[What you will do]: Repeat every record exactly as written, but leave out the pictures.

[Data to process]:
--

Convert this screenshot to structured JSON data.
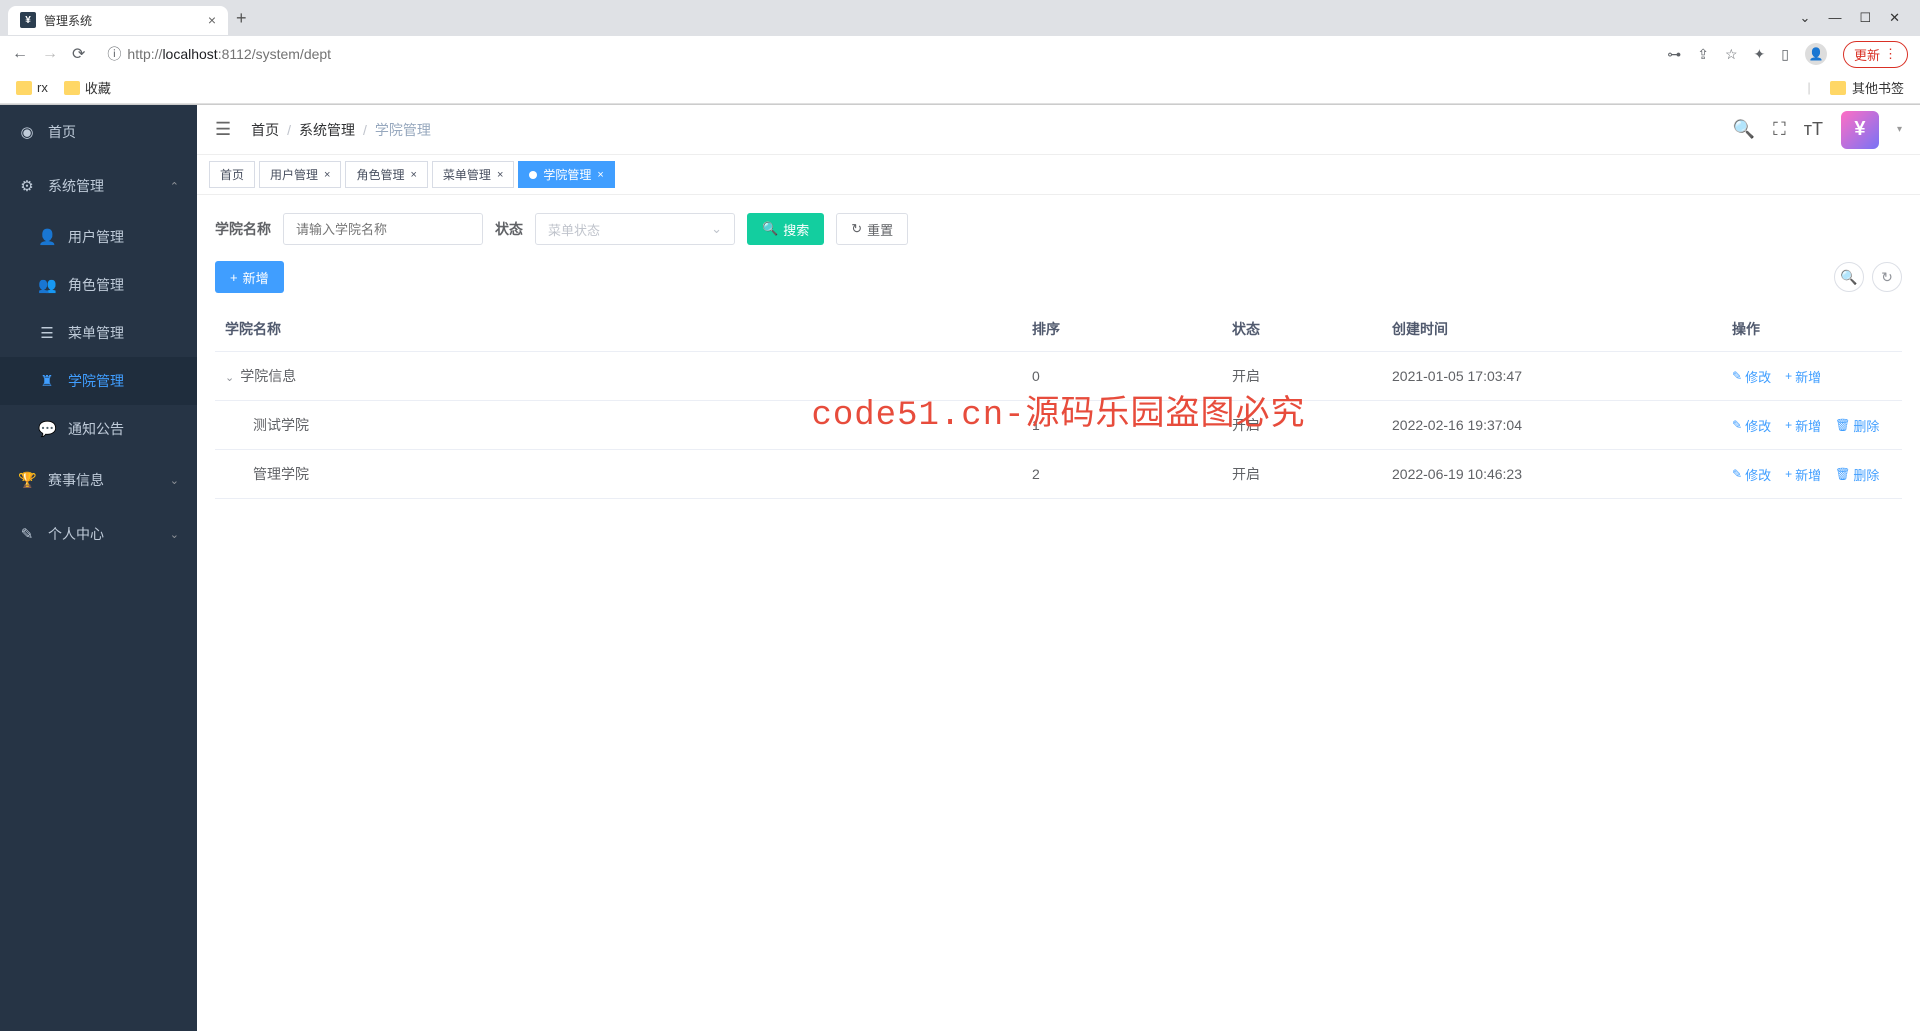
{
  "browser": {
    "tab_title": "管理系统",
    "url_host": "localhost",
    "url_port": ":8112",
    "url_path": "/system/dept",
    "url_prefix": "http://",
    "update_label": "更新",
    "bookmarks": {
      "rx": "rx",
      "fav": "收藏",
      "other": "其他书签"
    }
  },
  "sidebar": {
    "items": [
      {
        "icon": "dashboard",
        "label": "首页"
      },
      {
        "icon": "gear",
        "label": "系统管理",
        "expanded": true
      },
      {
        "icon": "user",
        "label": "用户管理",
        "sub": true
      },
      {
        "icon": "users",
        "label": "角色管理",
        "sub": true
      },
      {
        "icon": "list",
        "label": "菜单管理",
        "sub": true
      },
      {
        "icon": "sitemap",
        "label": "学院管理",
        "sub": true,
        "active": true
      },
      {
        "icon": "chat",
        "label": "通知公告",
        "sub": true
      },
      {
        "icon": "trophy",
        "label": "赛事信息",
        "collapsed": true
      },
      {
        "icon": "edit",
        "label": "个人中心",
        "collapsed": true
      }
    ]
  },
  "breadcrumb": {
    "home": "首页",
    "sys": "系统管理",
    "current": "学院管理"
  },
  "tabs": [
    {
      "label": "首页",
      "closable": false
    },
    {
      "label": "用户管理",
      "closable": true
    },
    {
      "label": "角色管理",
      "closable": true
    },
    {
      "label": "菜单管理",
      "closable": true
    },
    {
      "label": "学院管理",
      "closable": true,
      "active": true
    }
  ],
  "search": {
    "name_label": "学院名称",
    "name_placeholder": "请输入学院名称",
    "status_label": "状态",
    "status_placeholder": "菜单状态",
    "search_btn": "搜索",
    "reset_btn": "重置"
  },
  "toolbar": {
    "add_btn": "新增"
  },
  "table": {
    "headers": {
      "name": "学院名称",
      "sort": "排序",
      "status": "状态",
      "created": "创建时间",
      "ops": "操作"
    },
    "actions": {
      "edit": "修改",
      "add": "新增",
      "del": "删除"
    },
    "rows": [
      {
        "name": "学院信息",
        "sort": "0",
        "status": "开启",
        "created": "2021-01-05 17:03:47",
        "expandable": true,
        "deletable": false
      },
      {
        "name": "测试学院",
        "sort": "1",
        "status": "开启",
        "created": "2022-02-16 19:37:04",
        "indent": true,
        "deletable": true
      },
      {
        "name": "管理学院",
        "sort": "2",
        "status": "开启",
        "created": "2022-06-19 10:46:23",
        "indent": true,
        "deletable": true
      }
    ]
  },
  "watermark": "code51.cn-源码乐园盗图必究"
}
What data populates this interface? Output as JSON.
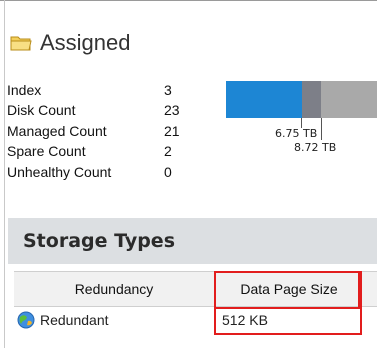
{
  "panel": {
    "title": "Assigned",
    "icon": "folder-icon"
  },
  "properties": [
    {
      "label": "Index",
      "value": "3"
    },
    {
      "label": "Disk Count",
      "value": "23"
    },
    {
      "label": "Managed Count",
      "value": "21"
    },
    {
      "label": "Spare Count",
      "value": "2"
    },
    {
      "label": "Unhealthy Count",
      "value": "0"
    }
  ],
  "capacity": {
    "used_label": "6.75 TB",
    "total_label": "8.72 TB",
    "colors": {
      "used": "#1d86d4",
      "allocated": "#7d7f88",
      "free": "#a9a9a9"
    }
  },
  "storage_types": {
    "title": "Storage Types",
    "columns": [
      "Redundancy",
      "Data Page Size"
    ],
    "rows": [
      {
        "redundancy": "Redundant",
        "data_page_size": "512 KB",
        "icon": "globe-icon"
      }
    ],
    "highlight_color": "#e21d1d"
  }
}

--

[Response box]:
Convert this screenshot to structured JSON data.
{
  "browser": {
    "tab_title": "管理系统",
    "url_host": "localhost",
    "url_port": ":8112",
    "url_path": "/system/dept",
    "url_prefix": "http://",
    "update_label": "更新",
    "bookmarks": {
      "rx": "rx",
      "fav": "收藏",
      "other": "其他书签"
    }
  },
  "sidebar": {
    "items": [
      {
        "icon": "dashboard",
        "label": "首页"
      },
      {
        "icon": "gear",
        "label": "系统管理",
        "expanded": true
      },
      {
        "icon": "user",
        "label": "用户管理",
        "sub": true
      },
      {
        "icon": "users",
        "label": "角色管理",
        "sub": true
      },
      {
        "icon": "list",
        "label": "菜单管理",
        "sub": true
      },
      {
        "icon": "sitemap",
        "label": "学院管理",
        "sub": true,
        "active": true
      },
      {
        "icon": "chat",
        "label": "通知公告",
        "sub": true
      },
      {
        "icon": "trophy",
        "label": "赛事信息",
        "collapsed": true
      },
      {
        "icon": "edit",
        "label": "个人中心",
        "collapsed": true
      }
    ]
  },
  "breadcrumb": {
    "home": "首页",
    "sys": "系统管理",
    "current": "学院管理"
  },
  "tabs": [
    {
      "label": "首页",
      "closable": false
    },
    {
      "label": "用户管理",
      "closable": true
    },
    {
      "label": "角色管理",
      "closable": true
    },
    {
      "label": "菜单管理",
      "closable": true
    },
    {
      "label": "学院管理",
      "closable": true,
      "active": true
    }
  ],
  "search": {
    "name_label": "学院名称",
    "name_placeholder": "请输入学院名称",
    "status_label": "状态",
    "status_placeholder": "菜单状态",
    "search_btn": "搜索",
    "reset_btn": "重置"
  },
  "toolbar": {
    "add_btn": "新增"
  },
  "table": {
    "headers": {
      "name": "学院名称",
      "sort": "排序",
      "status": "状态",
      "created": "创建时间",
      "ops": "操作"
    },
    "actions": {
      "edit": "修改",
      "add": "新增",
      "del": "删除"
    },
    "rows": [
      {
        "name": "学院信息",
        "sort": "0",
        "status": "开启",
        "created": "2021-01-05 17:03:47",
        "expandable": true,
        "deletable": false
      },
      {
        "name": "测试学院",
        "sort": "1",
        "status": "开启",
        "created": "2022-02-16 19:37:04",
        "indent": true,
        "deletable": true
      },
      {
        "name": "管理学院",
        "sort": "2",
        "status": "开启",
        "created": "2022-06-19 10:46:23",
        "indent": true,
        "deletable": true
      }
    ]
  },
  "watermark": "code51.cn-源码乐园盗图必究"
}
What data populates this interface? Output as JSON.
{
  "panel": {
    "title": "Assigned",
    "icon": "folder-icon"
  },
  "properties": [
    {
      "label": "Index",
      "value": "3"
    },
    {
      "label": "Disk Count",
      "value": "23"
    },
    {
      "label": "Managed Count",
      "value": "21"
    },
    {
      "label": "Spare Count",
      "value": "2"
    },
    {
      "label": "Unhealthy Count",
      "value": "0"
    }
  ],
  "capacity": {
    "used_label": "6.75 TB",
    "total_label": "8.72 TB",
    "colors": {
      "used": "#1d86d4",
      "allocated": "#7d7f88",
      "free": "#a9a9a9"
    }
  },
  "storage_types": {
    "title": "Storage Types",
    "columns": [
      "Redundancy",
      "Data Page Size"
    ],
    "rows": [
      {
        "redundancy": "Redundant",
        "data_page_size": "512 KB",
        "icon": "globe-icon"
      }
    ],
    "highlight_color": "#e21d1d"
  }
}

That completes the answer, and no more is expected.